I'd have doubts about anyone who attempts to debunk the China Cornell Oxford Project though. It studied 6500 families in 65 counties in China over the course of at least a decade. No study like it has ever been made, nor will another ever be able to be made. This wasn't set up in a lab. This was a survey of real life habits of thousands of people. And it wasn't designed by vegans with any sort of agenda. These are Oxford and Cornell professors.
 

·
Registered
Joined
·
3,897 Posts
It's probably not appropriate to say that the China Study is 'wrong' any more than it is to say that the Atkins diet is 'wrong'. These are both books that at least in part have some merit, but cannot be relied upon exclusively as the beginning and end of nutritional wisdom. The truth is always somewhere in between.
 

·
Banned
Joined
·
3,056 Posts
Quote:
Originally Posted by Digger View Post

It's probably not appropriate to say that the China Study is 'wrong' any more than it is to say that the Atkins diet is 'wrong'. These are both books that at least in part have some merit, but cannot be relied upon exclusively as the beginning and end of nutritional wisdom. The truth is always somewhere in between.
why does the truth need to be somewhere in between? the atkins diet is an abomination for your health. yes, if you're grossly overweight and you lose weight putting yourself in ketoacidosis, it may be "better", but very marginally. that doesn't mean there is a grain of truth in it (pun intended) as far as being optimal for health.
 

·
Registered
Joined
·
41 Posts
Discussion Starter · #19 ·
Quote:
Originally Posted by Digger View Post

It's probably not appropriate to say that the China Study is 'wrong' any more than it is to say that the Atkins diet is 'wrong'. These are both books that at least in part have some merit, but cannot be relied upon exclusively as the beginning and end of nutritional wisdom.

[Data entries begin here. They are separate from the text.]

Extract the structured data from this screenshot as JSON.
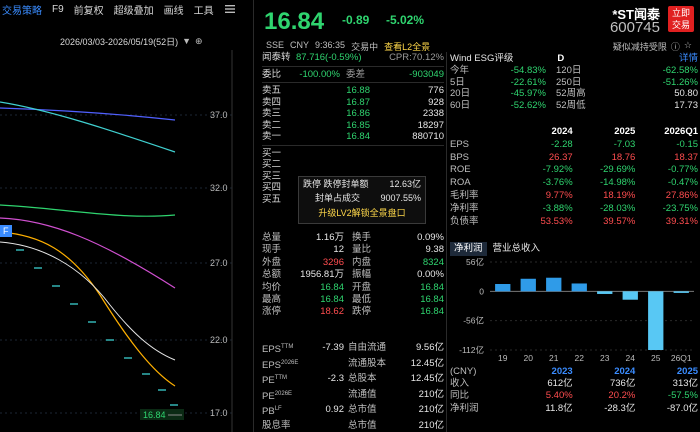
{
  "toolbar": {
    "items": [
      "交易策略",
      "F9",
      "前复权",
      "超级叠加",
      "画线",
      "工具"
    ],
    "active_index": 0
  },
  "chart": {
    "range_label": "2026/03/03-2026/05/19(52日)",
    "y_ticks": [
      "37.0",
      "32.0",
      "27.0",
      "22.0",
      "17.0"
    ],
    "current_price_tag": "16.84",
    "marker_label": "F",
    "colors": {
      "ma1": "#ffffff",
      "ma2": "#ffb000",
      "ma3": "#d050d0",
      "ma4": "#40d0d0",
      "ma5": "#5060ff",
      "candle": "#40e0e0"
    }
  },
  "quote": {
    "last_price": "16.84",
    "change": "-0.89",
    "change_pct": "-5.02%",
    "name": "*ST闻泰",
    "code": "600745",
    "buy_button": [
      "立即",
      "交易"
    ],
    "exchange": "SSE",
    "currency": "CNY",
    "time": "9:36:35",
    "status": "交易中",
    "l2_link": "查看L2全景",
    "fav_text": "疑似减持受限",
    "bond": {
      "label": "闻泰转",
      "value": "87.716(-0.59%)",
      "cpr_label": "CPR:",
      "cpr_value": "70.12%"
    }
  },
  "book": {
    "weibi": {
      "label": "委比",
      "value": "-100.00%",
      "label2": "委差",
      "value2": "-903049"
    },
    "asks": [
      {
        "label": "卖五",
        "price": "16.88",
        "vol": "776"
      },
      {
        "label": "卖四",
        "price": "16.87",
        "vol": "928"
      },
      {
        "label": "卖三",
        "price": "16.86",
        "vol": "2338"
      },
      {
        "label": "卖二",
        "price": "16.85",
        "vol": "18297"
      },
      {
        "label": "卖一",
        "price": "16.84",
        "vol": "880710"
      }
    ],
    "bids": [
      {
        "label": "买一"
      },
      {
        "label": "买二"
      },
      {
        "label": "买三"
      },
      {
        "label": "买四"
      },
      {
        "label": "买五"
      }
    ]
  },
  "popup": {
    "row1_label": "跌停 跌停封单额",
    "row1_value": "12.63亿",
    "row2_label": "封单占成交",
    "row2_value": "9007.55%",
    "button": "升级LV2解锁全景盘口"
  },
  "stats": [
    {
      "k": "总量",
      "v": "1.16万",
      "k2": "换手",
      "v2": "0.09%",
      "vc": "wht",
      "v2c": "wht"
    },
    {
      "k": "现手",
      "v": "12",
      "k2": "量比",
      "v2": "9.38",
      "vc": "wht",
      "v2c": "wht"
    },
    {
      "k": "外盘",
      "v": "3296",
      "k2": "内盘",
      "v2": "8324",
      "vc": "red",
      "v2c": "grn"
    },
    {
      "k": "总额",
      "v": "1956.81万",
      "k2": "振幅",
      "v2": "0.00%",
      "vc": "wht",
      "v2c": "wht"
    },
    {
      "k": "均价",
      "v": "16.84",
      "k2": "开盘",
      "v2": "16.84",
      "vc": "grn",
      "v2c": "grn"
    },
    {
      "k": "最高",
      "v": "16.84",
      "k2": "最低",
      "v2": "16.84",
      "vc": "grn",
      "v2c": "grn"
    },
    {
      "k": "涨停",
      "v": "18.62",
      "k2": "跌停",
      "v2": "16.84",
      "vc": "red",
      "v2c": "grn"
    }
  ],
  "stats2": [
    {
      "k": "EPS",
      "sup": "TTM",
      "v": "-7.39",
      "k2": "自由流通",
      "v2": "9.56亿"
    },
    {
      "k": "EPS",
      "sup": "2026E",
      "v": "",
      "k2": "流通股本",
      "v2": "12.45亿"
    },
    {
      "k": "PE",
      "sup": "TTM",
      "v": "-2.3",
      "k2": "总股本",
      "v2": "12.45亿"
    },
    {
      "k": "PE",
      "sup": "2026E",
      "v": "",
      "k2": "流通值",
      "v2": "210亿"
    },
    {
      "k": "PB",
      "sup": "LF",
      "v": "0.92",
      "k2": "总市值",
      "v2": "210亿"
    },
    {
      "k": "股息率",
      "sup": "TTM",
      "v": "",
      "k2": "总市值",
      "v2": "210亿"
    }
  ],
  "fund": {
    "wind_label": "Wind ESG评级",
    "wind_grade": "D",
    "more": "详情",
    "rows": [
      {
        "a": "今年",
        "b": "-54.83%",
        "c": "120日",
        "d": "-62.58%",
        "bc": "grn",
        "dc": "grn"
      },
      {
        "a": "5日",
        "b": "-22.61%",
        "c": "250日",
        "d": "-51.26%",
        "bc": "grn",
        "dc": "grn"
      },
      {
        "a": "20日",
        "b": "-45.97%",
        "c": "52周高",
        "d": "50.80",
        "bc": "grn",
        "dc": "wht"
      },
      {
        "a": "60日",
        "b": "-52.62%",
        "c": "52周低",
        "d": "17.73",
        "bc": "grn",
        "dc": "wht"
      }
    ]
  },
  "fin_table": {
    "headers": [
      "",
      "2024",
      "2025",
      "2026Q1"
    ],
    "rows": [
      {
        "k": "EPS",
        "v": [
          "-2.28",
          "-7.03",
          "-0.15"
        ]
      },
      {
        "k": "BPS",
        "v": [
          "26.37",
          "18.76",
          "18.37"
        ]
      },
      {
        "k": "ROE",
        "v": [
          "-7.92%",
          "-29.69%",
          "-0.77%"
        ]
      },
      {
        "k": "ROA",
        "v": [
          "-3.76%",
          "-14.98%",
          "-0.47%"
        ]
      },
      {
        "k": "毛利率",
        "v": [
          "9.77%",
          "18.19%",
          "27.86%"
        ]
      },
      {
        "k": "净利率",
        "v": [
          "-3.88%",
          "-28.03%",
          "-23.75%"
        ]
      },
      {
        "k": "负债率",
        "v": [
          "53.53%",
          "39.57%",
          "39.31%"
        ]
      }
    ]
  },
  "bar_section": {
    "tabs": [
      "净利润",
      "营业总收入"
    ],
    "y_ticks": [
      "56亿",
      "0",
      "-56亿",
      "-112亿"
    ],
    "x_labels": [
      "19",
      "20",
      "21",
      "22",
      "23",
      "24",
      "25",
      "26Q1"
    ]
  },
  "chart_data": {
    "type": "bar",
    "categories": [
      "19",
      "20",
      "21",
      "22",
      "23",
      "24",
      "25",
      "26Q1"
    ],
    "series": [
      {
        "values": [
          14,
          24,
          26,
          15,
          -5,
          -16,
          -112,
          -3
        ]
      }
    ],
    "ylabel": "",
    "ylim": [
      -112,
      56
    ]
  },
  "annual": {
    "headers": [
      "(CNY)",
      "2023",
      "2024",
      "2025"
    ],
    "rows": [
      {
        "k": "收入",
        "v": [
          "612亿",
          "736亿",
          "313亿"
        ],
        "c": [
          "wht",
          "wht",
          "wht"
        ]
      },
      {
        "k": "同比",
        "v": [
          "5.40%",
          "20.2%",
          "-57.5%"
        ],
        "c": [
          "red",
          "red",
          "grn"
        ]
      },
      {
        "k": "净利润",
        "v": [
          "11.8亿",
          "-28.3亿",
          "-87.0亿"
        ],
        "c": [
          "wht",
          "wht",
          "wht"
        ]
      }
    ]
  }
}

The truth is always somewhere in between.
The Atkins diet is not wrong?? That's news to me.

But as for the notion that animal protein leaches calcium from bones .... NO, that's the old thinking that Messina mentioned. (If it were true, she certainly would have said so.) She wants to promote a vegan diet, so she recommends some vegan protein sources.
 

·
Registered
Joined
·
7,245 Posts
Quote:
Originally Posted by orb85750 View Post

The Atkins diet is not wrong?? That's news to me.

But as for the notion that animal protein leaches calcium from bones .... NO, that's the old thinking that Messina mentioned. (If it were true, she certainly would have said so.) She wants to promote a vegan diet, so she recommends some vegan protein sources.
No, it certainly is not "old thinking", that too much acid in the bloodstream forces the body to leach alkaline minerals from bones and teeth to neutralize it. Your blood must remain in a very tight pH range, or you will die very quickly. If all you eat is stuff that yields acid forming minerals, your body most certainly will rob alkaline minerals from your bones to adjust the pH of your blood.

I'd suggest you look up statistics for yourself, correlating rates of osteoporosis and dairy consumption, instead of believing other people who merely tell you what you want to hear.
 
1 - 20 of 22 Posts
Top